After a cursory scan around the interior, he turned around and shrugged to the other guard.

“C’mon, I don’t have time for this. We’ve still got almost 5 hours until we reach the drop point.” He said with disdain. The second soldier lowered his weapon and turned to leave the truck. He jumped down and moved out of the way for the first soldier, and I saw a blur to my left as the woman lunged forward, knocking him out of the truck and hissing with pain as they rolled onto the ground. The first guard cried out as he went spiraling through the dirt and she gained her legs, kicking them into the ground and sprinting away.

The guard with the gun was fumbling to remove the safety on the clip as the second guard pulled up the tranquilizer. She was almost a hundred yards away by now, heading straight for the line of the forest, her dress whipping around her.

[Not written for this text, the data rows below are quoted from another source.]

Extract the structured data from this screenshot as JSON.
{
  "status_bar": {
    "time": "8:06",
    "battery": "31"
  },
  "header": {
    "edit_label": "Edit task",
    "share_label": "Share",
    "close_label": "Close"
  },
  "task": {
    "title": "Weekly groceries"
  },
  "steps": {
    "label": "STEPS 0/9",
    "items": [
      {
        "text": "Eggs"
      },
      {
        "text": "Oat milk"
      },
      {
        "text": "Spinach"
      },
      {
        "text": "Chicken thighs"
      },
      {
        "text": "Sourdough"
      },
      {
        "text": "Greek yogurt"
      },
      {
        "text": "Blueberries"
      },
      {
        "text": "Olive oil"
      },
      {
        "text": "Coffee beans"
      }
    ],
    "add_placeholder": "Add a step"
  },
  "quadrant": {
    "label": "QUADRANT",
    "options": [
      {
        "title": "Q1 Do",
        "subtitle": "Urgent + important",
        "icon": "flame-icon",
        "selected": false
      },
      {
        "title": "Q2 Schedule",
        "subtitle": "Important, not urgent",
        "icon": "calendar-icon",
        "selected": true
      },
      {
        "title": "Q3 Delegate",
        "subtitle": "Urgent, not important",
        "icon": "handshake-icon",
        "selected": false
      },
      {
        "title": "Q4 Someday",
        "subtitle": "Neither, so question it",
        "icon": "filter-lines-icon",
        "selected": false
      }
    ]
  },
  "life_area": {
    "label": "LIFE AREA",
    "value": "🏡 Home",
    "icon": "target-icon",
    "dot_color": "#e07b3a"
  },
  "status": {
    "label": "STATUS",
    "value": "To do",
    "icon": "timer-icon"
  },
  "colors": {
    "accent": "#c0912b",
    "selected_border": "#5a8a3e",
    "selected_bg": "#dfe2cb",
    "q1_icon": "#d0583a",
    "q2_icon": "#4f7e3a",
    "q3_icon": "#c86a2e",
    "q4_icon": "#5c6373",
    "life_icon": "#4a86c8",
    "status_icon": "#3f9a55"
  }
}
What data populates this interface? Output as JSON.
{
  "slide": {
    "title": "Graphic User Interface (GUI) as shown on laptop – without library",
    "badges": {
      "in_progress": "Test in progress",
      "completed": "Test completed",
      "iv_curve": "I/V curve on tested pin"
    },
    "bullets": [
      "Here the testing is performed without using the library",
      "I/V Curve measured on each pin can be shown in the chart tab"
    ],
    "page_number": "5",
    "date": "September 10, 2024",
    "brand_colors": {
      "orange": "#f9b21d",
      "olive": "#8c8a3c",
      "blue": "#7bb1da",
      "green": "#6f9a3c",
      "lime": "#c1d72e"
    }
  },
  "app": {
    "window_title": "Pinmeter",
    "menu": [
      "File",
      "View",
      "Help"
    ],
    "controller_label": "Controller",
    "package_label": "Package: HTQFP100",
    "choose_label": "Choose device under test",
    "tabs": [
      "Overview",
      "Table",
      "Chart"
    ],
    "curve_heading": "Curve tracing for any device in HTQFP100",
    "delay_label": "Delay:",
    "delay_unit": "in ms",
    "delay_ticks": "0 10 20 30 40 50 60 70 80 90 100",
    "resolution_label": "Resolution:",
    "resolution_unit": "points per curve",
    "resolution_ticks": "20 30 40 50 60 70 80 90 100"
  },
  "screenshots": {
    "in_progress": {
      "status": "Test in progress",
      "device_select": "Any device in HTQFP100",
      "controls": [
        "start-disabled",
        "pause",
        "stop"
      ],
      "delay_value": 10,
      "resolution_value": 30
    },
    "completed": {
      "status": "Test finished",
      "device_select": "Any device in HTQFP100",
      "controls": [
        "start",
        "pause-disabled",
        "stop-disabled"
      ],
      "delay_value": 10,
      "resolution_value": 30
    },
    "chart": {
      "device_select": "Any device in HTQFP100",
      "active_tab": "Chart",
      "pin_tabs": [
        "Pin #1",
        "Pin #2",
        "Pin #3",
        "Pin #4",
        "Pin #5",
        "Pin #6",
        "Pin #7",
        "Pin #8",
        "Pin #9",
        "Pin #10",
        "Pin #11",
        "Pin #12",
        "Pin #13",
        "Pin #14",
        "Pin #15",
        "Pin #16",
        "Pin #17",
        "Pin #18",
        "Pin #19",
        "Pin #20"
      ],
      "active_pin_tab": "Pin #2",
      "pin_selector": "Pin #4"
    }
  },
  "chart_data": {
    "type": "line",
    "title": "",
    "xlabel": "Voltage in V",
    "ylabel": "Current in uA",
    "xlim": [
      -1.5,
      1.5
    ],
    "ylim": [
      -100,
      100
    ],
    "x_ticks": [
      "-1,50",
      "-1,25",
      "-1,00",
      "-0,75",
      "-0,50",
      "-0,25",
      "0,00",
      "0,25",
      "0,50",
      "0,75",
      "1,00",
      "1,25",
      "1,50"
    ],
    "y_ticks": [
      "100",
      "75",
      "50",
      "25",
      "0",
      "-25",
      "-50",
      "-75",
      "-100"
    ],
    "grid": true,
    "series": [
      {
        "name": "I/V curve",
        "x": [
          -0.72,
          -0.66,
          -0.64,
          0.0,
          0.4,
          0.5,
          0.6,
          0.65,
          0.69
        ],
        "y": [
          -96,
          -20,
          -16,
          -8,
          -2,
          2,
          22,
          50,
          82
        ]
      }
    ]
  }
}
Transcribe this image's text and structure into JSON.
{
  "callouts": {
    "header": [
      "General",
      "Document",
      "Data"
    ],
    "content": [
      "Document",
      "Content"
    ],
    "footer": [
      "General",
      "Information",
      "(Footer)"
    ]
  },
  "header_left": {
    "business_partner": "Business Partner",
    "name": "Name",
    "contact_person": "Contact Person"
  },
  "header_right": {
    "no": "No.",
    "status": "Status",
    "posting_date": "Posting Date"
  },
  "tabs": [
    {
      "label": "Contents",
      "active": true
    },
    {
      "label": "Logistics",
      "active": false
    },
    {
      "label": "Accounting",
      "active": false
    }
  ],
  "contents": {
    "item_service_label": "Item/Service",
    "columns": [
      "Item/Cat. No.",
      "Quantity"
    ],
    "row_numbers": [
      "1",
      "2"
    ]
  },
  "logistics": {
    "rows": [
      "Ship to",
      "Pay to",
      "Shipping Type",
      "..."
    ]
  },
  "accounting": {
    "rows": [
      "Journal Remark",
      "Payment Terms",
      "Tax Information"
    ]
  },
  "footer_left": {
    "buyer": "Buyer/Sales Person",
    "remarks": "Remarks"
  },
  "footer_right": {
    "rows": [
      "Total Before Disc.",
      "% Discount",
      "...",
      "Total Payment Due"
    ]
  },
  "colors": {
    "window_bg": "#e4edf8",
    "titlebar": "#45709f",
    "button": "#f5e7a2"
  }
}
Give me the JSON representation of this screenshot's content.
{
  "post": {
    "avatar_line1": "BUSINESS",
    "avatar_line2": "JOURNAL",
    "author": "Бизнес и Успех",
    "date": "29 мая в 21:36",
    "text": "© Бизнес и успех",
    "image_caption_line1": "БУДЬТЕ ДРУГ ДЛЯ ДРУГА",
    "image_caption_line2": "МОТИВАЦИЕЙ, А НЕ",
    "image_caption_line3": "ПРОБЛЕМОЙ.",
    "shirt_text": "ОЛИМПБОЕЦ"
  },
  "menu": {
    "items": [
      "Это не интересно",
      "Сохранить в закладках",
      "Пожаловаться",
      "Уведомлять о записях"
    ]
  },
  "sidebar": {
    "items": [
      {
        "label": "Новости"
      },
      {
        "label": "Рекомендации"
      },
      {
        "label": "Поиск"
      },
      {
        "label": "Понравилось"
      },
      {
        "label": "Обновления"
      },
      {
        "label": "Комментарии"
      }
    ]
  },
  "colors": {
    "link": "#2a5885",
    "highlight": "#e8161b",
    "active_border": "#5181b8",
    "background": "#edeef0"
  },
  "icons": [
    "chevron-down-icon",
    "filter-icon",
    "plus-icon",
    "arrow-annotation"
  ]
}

“Shoot her! Shoot the bitch!” the guard on the ground screamed. His gun had jammed and he was smacking the butt into the ground to loosen the dart inside. The second soldier took aim, leveling the weapon on her heart. I felt tears welling up as my brain screamed for me to knock the guard down, hit him, do anything, to keep her from being killed. He took the shot while I sat, frozenly trying to convince myself to move. It seemed like an eternity as I watched her back press forward, her chest leaping with the impact. She crumpled to the ground, still weakly trying to pull herself forward, just trying to make it to the woods. The guard with the tranquilizer ran over and grabbed the gun from his compatriot.

“Dammit you idiot! I meant somewhere non-fatal! What the fuck, man?! They’ll kill us for this! You know they said to bring everyone alive!” he screamed. The second guard pointed out with a whimper that she was still alive, and the angry guard backhanded him. They glared each other down for a moment, until they realized that she was still trying to crawl away from them. He threw the weapon back at the guard and pointed to the woman, trying to force herself back to her feet.

“Go and take care of her. We can’t tell them you shot her, so just go and finish her off and re-do the manifest showing that we were only carrying eleven passengers, not twelve. If they find out, it’s on your head, man.” With that he closed the door with a solid thud.

I felt my whole body quivering not just in fear, but also in guilt. I felt like her death was my responsibility. I could have stopped them, and instead I just sat there, watching her die. I covered my ears with my hands, but it didn’t block out the sound of the gunshot that came shortly after. I cried piteously, fearful to make any noise and tears blurring my vision. My brain felt numb, like what I was seeing wasn’t actually happening in front of me.

After a moment I tried to compose myself and undo the muzzle, but there were tiny locks on the two straps behind my head, and so I just tried to pull it off instead. I was more scared than I had ever been in my life. Who muzzled people?! Why was I locked in the back of a truck? I had just seen someone get shot to death and her memory erased. The more resistance the muzzle offered, the more my panic grew until I was nearly clawing my face to get it off. I hadn’t even realized that they had stopped driving again until I saw the first guard in front of me, and he knelt down so that his eyes were level with my own.

Just like the barrel was level with her heart

I felt my breath catching as he leaned forward, his hand wiping away an errant tear.

He smiled at me and I squeezed my eyes closed, unable to help the hot, shameful burst of urine as it flooded my lap. I shook in fear and embarrassment and the guard laughed, pointing out my shame to the other soldier who shook his head, irritation in his eyes. The guard stopped laughing and told the other to bring him a vial of the tranquilizer. He took a needle out of his pocket, and the other guard handed him the vial, which he then expertly filled with the liquid. I forced my quaking to slow, and tried to sound brave.

“Where are we going? Where’s my daddy?” I asked, my voice a whimper. The guard shook his head, pulling my arm forward.